[EXERCISE INPUT — start]
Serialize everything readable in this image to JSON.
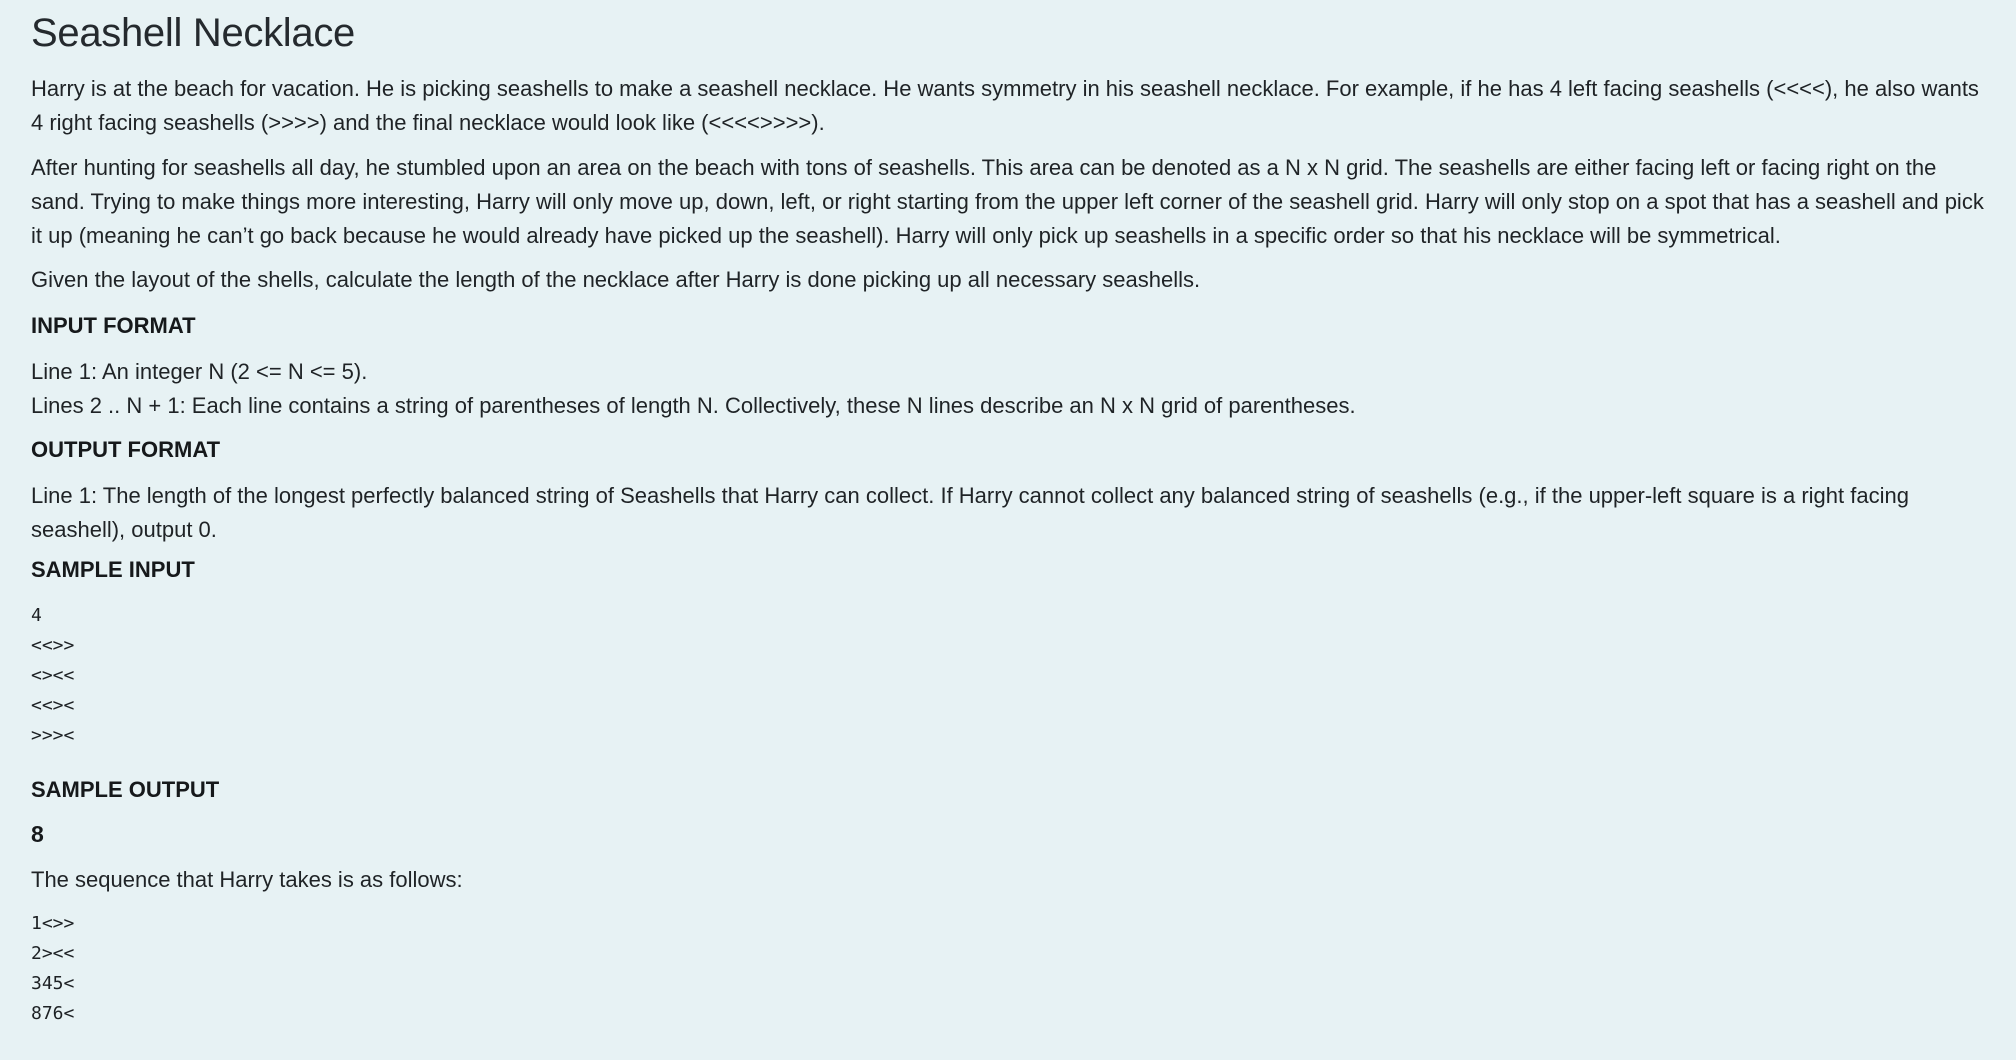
{
  "title": "Seashell Necklace",
  "paragraphs": [
    "Harry is at the beach for vacation. He is picking seashells to make a seashell necklace. He wants symmetry in his seashell necklace. For example, if he has 4 left facing seashells (<<<<), he also wants 4 right facing seashells (>>>>) and the final necklace would look like (<<<<>>>>).",
    "After hunting for seashells all day, he stumbled upon an area on the beach with tons of seashells. This area can be denoted as a N x N grid. The seashells are either facing left or facing right on the sand. Trying to make things more interesting, Harry will only move up, down, left, or right starting from the upper left corner of the seashell grid. Harry will only stop on a spot that has a seashell and pick it up (meaning he can’t go back because he would already have picked up the seashell). Harry will only pick up seashells in a specific order so that his necklace will be symmetrical.",
    "Given the layout of the shells, calculate the length of the necklace after Harry is done picking up all necessary seashells."
  ],
  "input_format": {
    "heading": "INPUT FORMAT",
    "lines": [
      "Line 1: An integer N (2 <= N <= 5).",
      "Lines 2 .. N + 1: Each line contains a string of parentheses of length N. Collectively, these N lines describe an N x N grid of parentheses."
    ]
  },
  "output_format": {
    "heading": "OUTPUT FORMAT",
    "text": "Line 1: The length of the longest perfectly balanced string of Seashells that Harry can collect.  If Harry cannot collect any balanced string of seashells (e.g., if the upper-left square is a right facing seashell), output 0."
  },
  "sample_input": {
    "heading": "SAMPLE INPUT",
    "lines": [
      "4",
      "<<>>",
      "<><<",
      "<<><",
      ">>><"
    ]
  },
  "sample_output": {
    "heading": "SAMPLE OUTPUT",
    "value": "8",
    "explanation": "The sequence that Harry takes is as follows:",
    "sequence": [
      "1<>>",
      "2><<",
      "345<",
      "876<"
    ]
  }
}
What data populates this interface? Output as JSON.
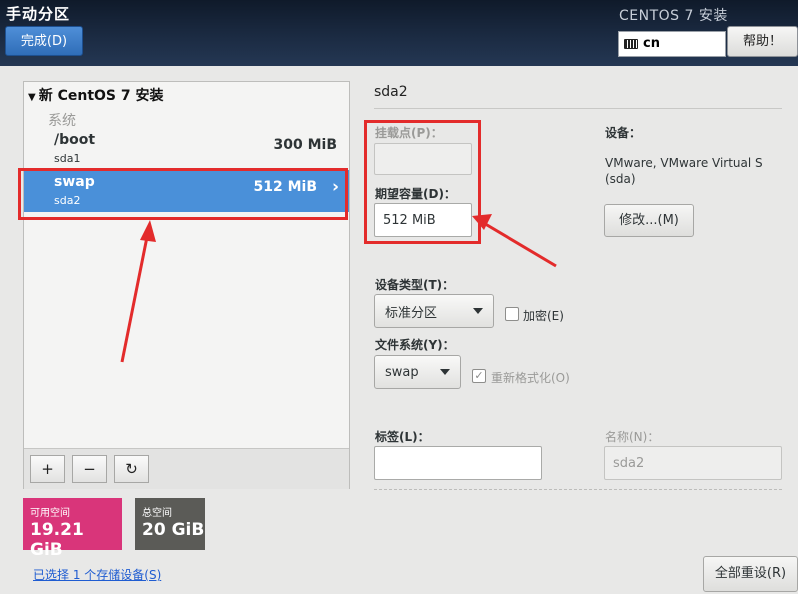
{
  "header": {
    "title": "手动分区",
    "install_label": "CENTOS 7 安装",
    "done_button": "完成(D)",
    "keyboard_layout": "cn",
    "help_button": "帮助！"
  },
  "tree": {
    "title": "新 CentOS 7 安装",
    "group_label": "系统",
    "partitions": [
      {
        "name": "/boot",
        "device": "sda1",
        "size": "300 MiB",
        "selected": false
      },
      {
        "name": "swap",
        "device": "sda2",
        "size": "512 MiB",
        "selected": true
      }
    ],
    "toolbar": {
      "add": "+",
      "remove": "−",
      "refresh": "↻"
    }
  },
  "space": {
    "available_label": "可用空间",
    "available_value": "19.21 GiB",
    "total_label": "总空间",
    "total_value": "20 GiB",
    "available_color": "#d9357a",
    "total_color": "#5b5b57"
  },
  "storage_link": "已选择 1 个存储设备(S)",
  "details": {
    "device_title": "sda2",
    "mount_label": "挂载点(P)：",
    "mount_value": "",
    "capacity_label": "期望容量(D)：",
    "capacity_value": "512 MiB",
    "device_label": "设备：",
    "device_desc": "VMware, VMware Virtual S (sda)",
    "modify_button": "修改...(M)",
    "device_type_label": "设备类型(T)：",
    "device_type_value": "标准分区",
    "encrypt_label": "加密(E)",
    "encrypt_checked": false,
    "fs_label": "文件系统(Y)：",
    "fs_value": "swap",
    "reformat_label": "重新格式化(O)",
    "reformat_checked": true,
    "tag_label": "标签(L)：",
    "tag_value": "",
    "name_label": "名称(N)：",
    "name_value": "sda2"
  },
  "reset_button": "全部重设(R)",
  "accent_color": "#4a90d9",
  "annotation_color": "#e32b2b"
}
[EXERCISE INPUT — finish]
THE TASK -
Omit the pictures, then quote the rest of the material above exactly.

ANSWER BOX -
Serialize everything readable in this image to JSON.
{
  "title": "Seashell Necklace",
  "paragraphs": [
    "Harry is at the beach for vacation. He is picking seashells to make a seashell necklace. He wants symmetry in his seashell necklace. For example, if he has 4 left facing seashells (<<<<), he also wants 4 right facing seashells (>>>>) and the final necklace would look like (<<<<>>>>).",
    "After hunting for seashells all day, he stumbled upon an area on the beach with tons of seashells. This area can be denoted as a N x N grid. The seashells are either facing left or facing right on the sand. Trying to make things more interesting, Harry will only move up, down, left, or right starting from the upper left corner of the seashell grid. Harry will only stop on a spot that has a seashell and pick it up (meaning he can’t go back because he would already have picked up the seashell). Harry will only pick up seashells in a specific order so that his necklace will be symmetrical.",
    "Given the layout of the shells, calculate the length of the necklace after Harry is done picking up all necessary seashells."
  ],
  "input_format": {
    "heading": "INPUT FORMAT",
    "lines": [
      "Line 1: An integer N (2 <= N <= 5).",
      "Lines 2 .. N + 1: Each line contains a string of parentheses of length N. Collectively, these N lines describe an N x N grid of parentheses."
    ]
  },
  "output_format": {
    "heading": "OUTPUT FORMAT",
    "text": "Line 1: The length of the longest perfectly balanced string of Seashells that Harry can collect.  If Harry cannot collect any balanced string of seashells (e.g., if the upper-left square is a right facing seashell), output 0."
  },
  "sample_input": {
    "heading": "SAMPLE INPUT",
    "lines": [
      "4",
      "<<>>",
      "<><<",
      "<<><",
      ">>><"
    ]
  },
  "sample_output": {
    "heading": "SAMPLE OUTPUT",
    "value": "8",
    "explanation": "The sequence that Harry takes is as follows:",
    "sequence": [
      "1<>>",
      "2><<",
      "345<",
      "876<"
    ]
  }
}
What data populates this interface? Output as JSON.
{
  "header": {
    "title": "手动分区",
    "install_label": "CENTOS 7 安装",
    "done_button": "完成(D)",
    "keyboard_layout": "cn",
    "help_button": "帮助！"
  },
  "tree": {
    "title": "新 CentOS 7 安装",
    "group_label": "系统",
    "partitions": [
      {
        "name": "/boot",
        "device": "sda1",
        "size": "300 MiB",
        "selected": false
      },
      {
        "name": "swap",
        "device": "sda2",
        "size": "512 MiB",
        "selected": true
      }
    ],
    "toolbar": {
      "add": "+",
      "remove": "−",
      "refresh": "↻"
    }
  },
  "space": {
    "available_label": "可用空间",
    "available_value": "19.21 GiB",
    "total_label": "总空间",
    "total_value": "20 GiB",
    "available_color": "#d9357a",
    "total_color": "#5b5b57"
  },
  "storage_link": "已选择 1 个存储设备(S)",
  "details": {
    "device_title": "sda2",
    "mount_label": "挂载点(P)：",
    "mount_value": "",
    "capacity_label": "期望容量(D)：",
    "capacity_value": "512 MiB",
    "device_label": "设备：",
    "device_desc": "VMware, VMware Virtual S (sda)",
    "modify_button": "修改...(M)",
    "device_type_label": "设备类型(T)：",
    "device_type_value": "标准分区",
    "encrypt_label": "加密(E)",
    "encrypt_checked": false,
    "fs_label": "文件系统(Y)：",
    "fs_value": "swap",
    "reformat_label": "重新格式化(O)",
    "reformat_checked": true,
    "tag_label": "标签(L)：",
    "tag_value": "",
    "name_label": "名称(N)：",
    "name_value": "sda2"
  },
  "reset_button": "全部重设(R)",
  "accent_color": "#4a90d9",
  "annotation_color": "#e32b2b"
}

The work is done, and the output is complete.